The Parker spacecraft, about the size of a small car, will travel directly into the Sun's atmosphere at speeds of about 430,000 mph (700,000 km/hr), which is faster than a speeding bullet. Eventually, Parker Solar Probe will enter an orbit that approaches to within only 4 million miles from the star's surface. (For context, the Earth averages a distance of about 93 million miles from the Sun during its elliptical orbit. Or, to put it another way, the spacecraft will travel about 96% of the way from the Earth to the Sun.) The current launch window for Parker Solar Probe, which will be carried into space by a Delta-IV Heavy rocket, is July 31 to August 19, 2018.
The primary science goals for the mission are to trace how energy and heat move through the solar corona and to explore what accelerates the solar wind as well as solar energetic particles. The mission will revolutionize our understanding of the Sun, where changing conditions can spread out into the solar system, affecting Earth and other worlds.
To perform these unprecedented investigations, the spacecraft and some of its instruments will be protected from the Sun’s heat by a thick carbon-composite shield, which will need to withstand temperatures outside the spacecraft that reach nearly 2,500 F.
However, not all of the instruments aboard Parker Solar Probe will be protected by this state-of-the-art heat shield. The Solar Wind Electrons Alphas and Protons (SWEAP) investigation is the set of instruments on Parker Solar Probe that will directly measure the hot ionized gas in the solar atmosphere during the solar encounters.
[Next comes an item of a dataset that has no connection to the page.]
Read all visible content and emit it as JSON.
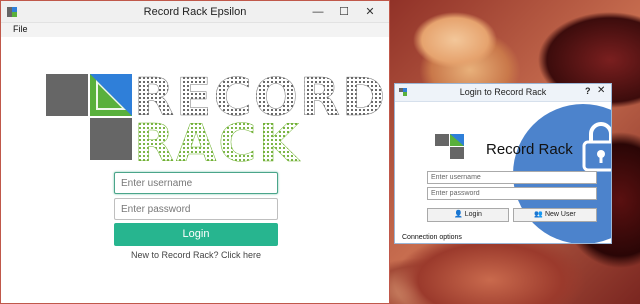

To accomplish this, a key instrument on SWEAP called the Solar Probe Cup (SPC) was built at the Smithsonian Astrophysical Observatory (SAO) in Cambridge, Mass.
The SPC is a small metal device that will peer around the protective heat shield of the spacecraft directly at the Sun. It will face some of the most extreme conditions ever faced by a scientific instrument, and allow a sample of the Sun’s atmosphere to be swept up for the first time. The SPC uses high voltages to determine what type of particles can enter hence measuring the energy of the particle.
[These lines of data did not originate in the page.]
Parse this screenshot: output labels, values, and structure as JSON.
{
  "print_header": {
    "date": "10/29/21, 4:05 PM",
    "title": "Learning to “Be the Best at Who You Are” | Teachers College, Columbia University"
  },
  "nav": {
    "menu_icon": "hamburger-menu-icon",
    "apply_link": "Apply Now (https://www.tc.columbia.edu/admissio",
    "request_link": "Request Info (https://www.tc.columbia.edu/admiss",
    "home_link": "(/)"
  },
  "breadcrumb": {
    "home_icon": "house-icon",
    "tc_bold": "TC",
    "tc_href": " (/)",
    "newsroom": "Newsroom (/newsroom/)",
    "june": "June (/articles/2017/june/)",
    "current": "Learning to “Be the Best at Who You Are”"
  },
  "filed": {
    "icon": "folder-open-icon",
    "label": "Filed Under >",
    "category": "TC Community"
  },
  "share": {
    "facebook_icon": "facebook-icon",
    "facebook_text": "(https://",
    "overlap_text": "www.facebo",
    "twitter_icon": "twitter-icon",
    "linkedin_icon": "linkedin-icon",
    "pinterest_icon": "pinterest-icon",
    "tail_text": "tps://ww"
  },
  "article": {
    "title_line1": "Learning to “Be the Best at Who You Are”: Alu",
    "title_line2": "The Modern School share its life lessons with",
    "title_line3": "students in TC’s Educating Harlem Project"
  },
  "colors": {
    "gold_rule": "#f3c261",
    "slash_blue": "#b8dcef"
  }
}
The SPC is crucial for probing the wind of hot ionized gas that is constantly produced by the Sun. As the spacecraft flies towards the Sun for an encounter, the wind is directed straight into the cup. This unique probe of the solar wind is important for scientists to better understand space weather. Without the SPC, Parker Solar Probe would miss most of what is in between Earth and the Sun.
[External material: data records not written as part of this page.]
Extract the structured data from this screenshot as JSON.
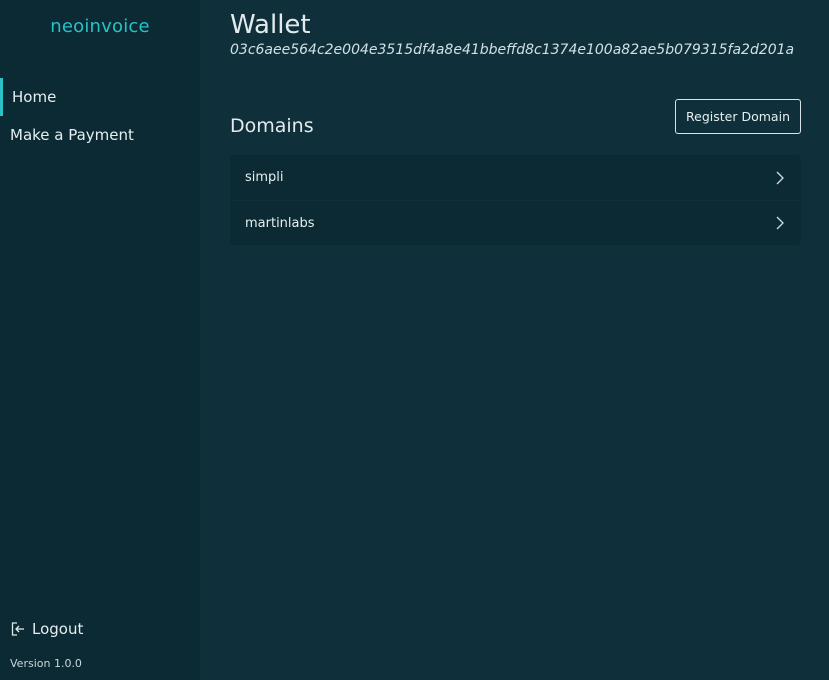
{
  "app": {
    "brand": "neoinvoice",
    "version": "Version 1.0.0",
    "accent": "#26c2c7"
  },
  "sidebar": {
    "items": [
      {
        "label": "Home",
        "active": true
      },
      {
        "label": "Make a Payment",
        "active": false
      }
    ],
    "logout_label": "Logout",
    "logout_icon": "logout-icon"
  },
  "main": {
    "title": "Wallet",
    "address": "03c6aee564c2e004e3515df4a8e41bbeffd8c1374e100a82ae5b079315fa2d201a",
    "domains_title": "Domains",
    "register_label": "Register Domain",
    "domains": [
      {
        "name": "simpli",
        "icon": "chevron-right-icon"
      },
      {
        "name": "martinlabs",
        "icon": "chevron-right-icon"
      }
    ]
  }
}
The SWEAP Team is led by Justin Kasper currently at the University of Michigan. On the SWEAP Investigation, SAO partners with team members from University of California, Berkeley Space Sciences Laboratory, the NASA Marshall Space Flight Center, the University of Alabama Huntsville, NASA Goddard Space Flight Center, Los Alamos National Laboratory, and the Massachusetts Institute of Technology. SAO built the SPC (Instrument Scientist: Tony Case), leads the Science Operations Center (Head of Science Operations: Kelly Korreck), and manages the overall SWEAP program.
Submissions to add your name to the microchip aboard Parker will be accepted until April 27, 2018. Learn more and add your name to the mission here: http://go.nasa.gov/HotTicket
For additional information about the Parker Solar Probe mission, visit: http://www.nasa.gov/parkersolarprobe